Watching children grow up is really amazing. I’ve just come home from a short business trip and as soon as I got my hug, I got the feeling that my children had grown in the few days I was away. Watching the next generation really shows you how fast the world is changing. When I sat back later in the evening, I wondered: Are we witnessing the next generation 4.0 of the Web grow up?
How will cloud computing influence the way the Web evolves? How can we deal effectively with the massive amount of information that is created by all the networked smart devices? When will we finally be able to benefit from cloud computing (if we want to)? Well, it seems that substantial change could happen within the next 12 months. Some days ago, German high-tech organization Bitkom announced that cloud computing will be one of the biggest trends this year – actually, THE trend. Over 66 percent of German businesses see the cloud as their top priority– for the third year in a row. Once it takes off, it will transform more than just the way we work.
Sales of cloud services for private and business customers in Germany are predicted to reach 13 billion euros by 2015. That is three times current revenues! Attentive observers may already have noticed that competition within the cloud market is increasing. This yields benefits for cloud consumers, as more and more specialized providers enhance their offers.
This, however, is only one small effect of the rise of cloud computing. Like an accelerator, it will boost two other trends:
- Mobile computing. Mobile computing is Number 2 on the priorities list of 53 percent of German businesses. People just love their smartphones, tablet PCs and other devices. What’s most important though: executives in particular are starting to realize the advantages and are driving change from the top down.
- Enterprise networking – on the human scale. Internal communication within a company will rely more and more on social networking solutions. With your office in your pocket, you’ll always be connected and instantly up to date. Initially, the connection will be mainly internal, with your coworkers. However, in the long run, it will open up organizations to communicate and interact directly with their customers, partners and stakeholders.
All this leads us to the next level of connectivity – Web 4.0. Seth Godin talked about it in his blog back in 2007. Though the term still lacks a properly accepted, broader definition, we already have all the ingredients Seth associated with Web 4.0 today: ubiquity (through the cloud and mobile computing), identity (through social networks) and connection (through social media). To put it in a nutshell – Web 4.0 is about making connections between individuals, about serendipity beyond simple search engines and, last but not least, about the network of all my peers taking initiative, boosting each other. You might look at it as extending your capabilities through the cloud – much like a well-connected family helps you to be much stronger than you are alone.

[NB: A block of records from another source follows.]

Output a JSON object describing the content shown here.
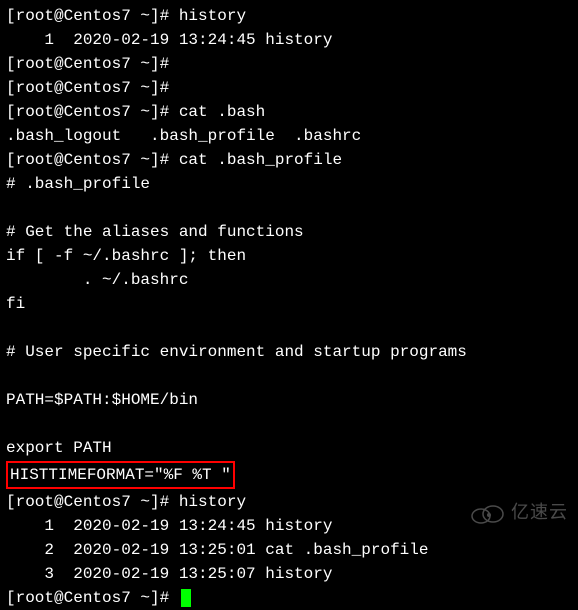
{
  "terminal": {
    "l01_prompt": "[root@Centos7 ~]# ",
    "l01_cmd": "history",
    "l02": "    1  2020-02-19 13:24:45 history",
    "l03_prompt": "[root@Centos7 ~]# ",
    "l04_prompt": "[root@Centos7 ~]# ",
    "l05_prompt": "[root@Centos7 ~]# ",
    "l05_cmd": "cat .bash",
    "l06": ".bash_logout   .bash_profile  .bashrc",
    "l07_prompt": "[root@Centos7 ~]# ",
    "l07_cmd": "cat .bash_profile",
    "l08": "# .bash_profile",
    "l09": "",
    "l10": "# Get the aliases and functions",
    "l11": "if [ -f ~/.bashrc ]; then",
    "l12": "        . ~/.bashrc",
    "l13": "fi",
    "l14": "",
    "l15": "# User specific environment and startup programs",
    "l16": "",
    "l17": "PATH=$PATH:$HOME/bin",
    "l18": "",
    "l19": "export PATH",
    "l20_highlight": "HISTTIMEFORMAT=\"%F %T \"",
    "l21_prompt": "[root@Centos7 ~]# ",
    "l21_cmd": "history",
    "l22": "    1  2020-02-19 13:24:45 history",
    "l23": "    2  2020-02-19 13:25:01 cat .bash_profile",
    "l24": "    3  2020-02-19 13:25:07 history",
    "l25_prompt": "[root@Centos7 ~]# "
  },
  "watermark": {
    "text": "亿速云"
  }
}
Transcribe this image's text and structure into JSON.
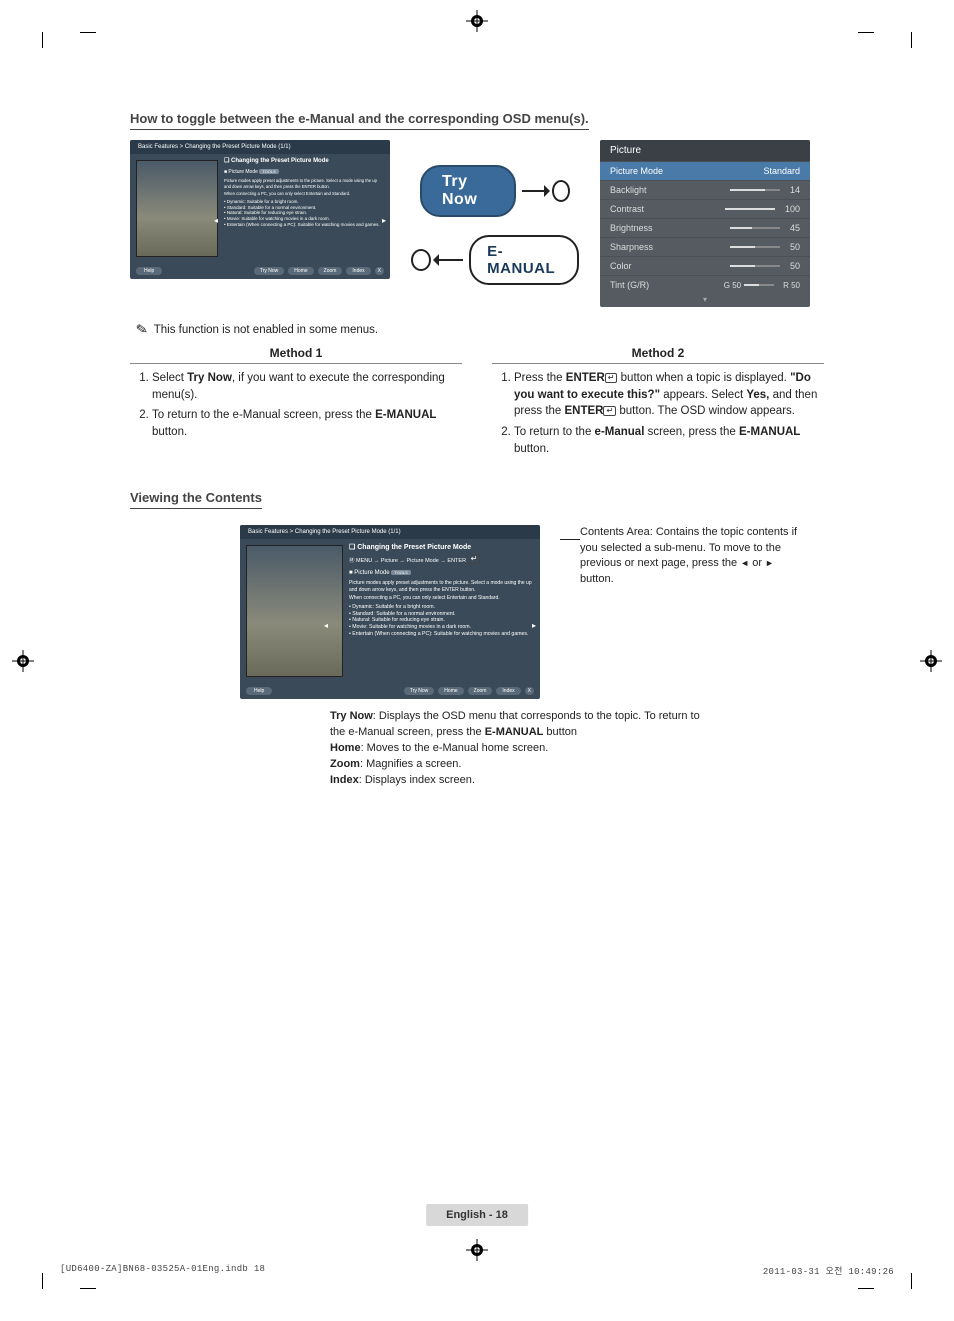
{
  "headings": {
    "toggle_title": "How to toggle between the e-Manual and the corresponding OSD menu(s).",
    "viewing_title": "Viewing the Contents"
  },
  "emanual_small": {
    "breadcrumb": "Basic Features > Changing the Preset Picture Mode (1/1)",
    "h1": "Changing the Preset Picture Mode",
    "h2": "Picture Mode",
    "tools": "TOOLS",
    "line1": "Picture modes apply preset adjustments to the picture. Select a mode using the up and down arrow keys, and then press the ENTER button.",
    "line2": "When connecting a PC, you can only select Entertain and Standard.",
    "b_dynamic": "Dynamic: Suitable for a bright room.",
    "b_standard": "Standard: Suitable for a normal environment.",
    "b_natural": "Natural: Suitable for reducing eye strain.",
    "b_movie": "Movie: Suitable for watching movies in a dark room.",
    "b_entertain": "Entertain (When connecting a PC): Suitable for watching movies and games.",
    "footer": {
      "trynow": "Try Now",
      "home": "Home",
      "zoom": "Zoom",
      "index": "Index",
      "x": "X",
      "help": "Help"
    }
  },
  "pills": {
    "try": "Try Now",
    "emanual": "E-MANUAL"
  },
  "osd": {
    "title": "Picture",
    "rows": [
      {
        "label": "Picture Mode",
        "value": "Standard",
        "fill": 0
      },
      {
        "label": "Backlight",
        "value": "14",
        "fill": 70
      },
      {
        "label": "Contrast",
        "value": "100",
        "fill": 100
      },
      {
        "label": "Brightness",
        "value": "45",
        "fill": 45
      },
      {
        "label": "Sharpness",
        "value": "50",
        "fill": 50
      },
      {
        "label": "Color",
        "value": "50",
        "fill": 50
      }
    ],
    "tint": {
      "label": "Tint (G/R)",
      "g": "G 50",
      "r": "R 50"
    }
  },
  "note": "This function is not enabled in some menus.",
  "method1": {
    "title": "Method 1",
    "s1a": "Select ",
    "s1b": "Try Now",
    "s1c": ", if you want to execute the corresponding menu(s).",
    "s2a": "To return to the e-Manual screen, press the ",
    "s2b": "E-MANUAL",
    "s2c": " button."
  },
  "method2": {
    "title": "Method 2",
    "s1a": "Press the ",
    "s1b": "ENTER",
    "s1c": " button when a topic is displayed. ",
    "s1d": "\"Do you want to execute this?\"",
    "s1e": " appears. Select ",
    "s1f": "Yes,",
    "s1g": " and then press the ",
    "s1h": "ENTER",
    "s1i": " button. The OSD window appears.",
    "s2a": "To return to the ",
    "s2b": "e-Manual",
    "s2c": " screen, press the ",
    "s2d": "E-MANUAL",
    "s2e": " button."
  },
  "emanual_big": {
    "breadcrumb": "Basic Features > Changing the Preset Picture Mode (1/1)",
    "h1": "Changing the Preset Picture Mode",
    "path": "MENU → Picture → Picture Mode → ENTER"
  },
  "callouts": {
    "contents1": "Contents Area: Contains the topic contents if you selected a sub-menu. To move to the previous or next page, press the ",
    "contents2": " or ",
    "contents3": " button.",
    "left_sym": "◄",
    "right_sym": "►",
    "trynow_l": "Try Now",
    "trynow": ": Displays the OSD menu that corresponds to the topic. To return to the e-Manual screen, press the ",
    "trynow_b": "E-MANUAL",
    "trynow_end": " button",
    "home_l": "Home",
    "home": ": Moves to the e-Manual home screen.",
    "zoom_l": "Zoom",
    "zoom": ": Magnifies a screen.",
    "index_l": "Index",
    "index": ": Displays index screen."
  },
  "footer": {
    "pagebar": "English - 18",
    "left": "[UD6400-ZA]BN68-03525A-01Eng.indb   18",
    "right": "2011-03-31   오전 10:49:26"
  },
  "enter_glyph": "↵"
}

To me, this describes not only the future of the Web but also the future of our culture. Behavior and attitudes follow function and technology, so to speak. In the near future, social networking and different cloud models will enable more and more people to collaborate closely on an international level. Technology already affords us this freedom today. In turn, increasing collaboration and direct contacts will change how we deal with people and how we deal with daily challenges at work. Successful support channels on Twitter and Facebook may provide a glimpse of how this interaction may look in the future.
However, it is not just about change within our work environment. Objects and people will be connected in physical as well as virtual worlds. Augmented reality already connects real life with data, generating tremendous benefit. An armada of smart devices is connected to the net and creates enormous amounts of data – from a simple photo, a foursquare check to GPS data in your car or phone. The Internet of things is starting to free us from menial tasks like tracking and documenting the flow of goods. Examples are the monitoring of food transport or the tracking of pharmaceutical goods which make sure that the consumer gets high quality products. Through the cloud all these data can be linked and generate value. Many different scenarios are imaginable and possible – like health systems that continuously monitor one’s medical condition and suggest interventions when necessary. I am sure, if you think about it, you will find dozens of similar first steps in your own environment.
Leonardo da Vinci once said, “Only the miserable student does not surpass his master”. Maybe it is time to acknowledge that the next generation of technology has grown up to teach us a thing or two. For instance, a change in the way we use technology might be more important than the technology itself. From a business perspective, this raises the question of who should be driving that change. Should it be management? Or will it be a grassroots change that comes from employees? What are the obstacles to change? Is it technology or is it attitude and mindset? What’s your view on Web 4.0?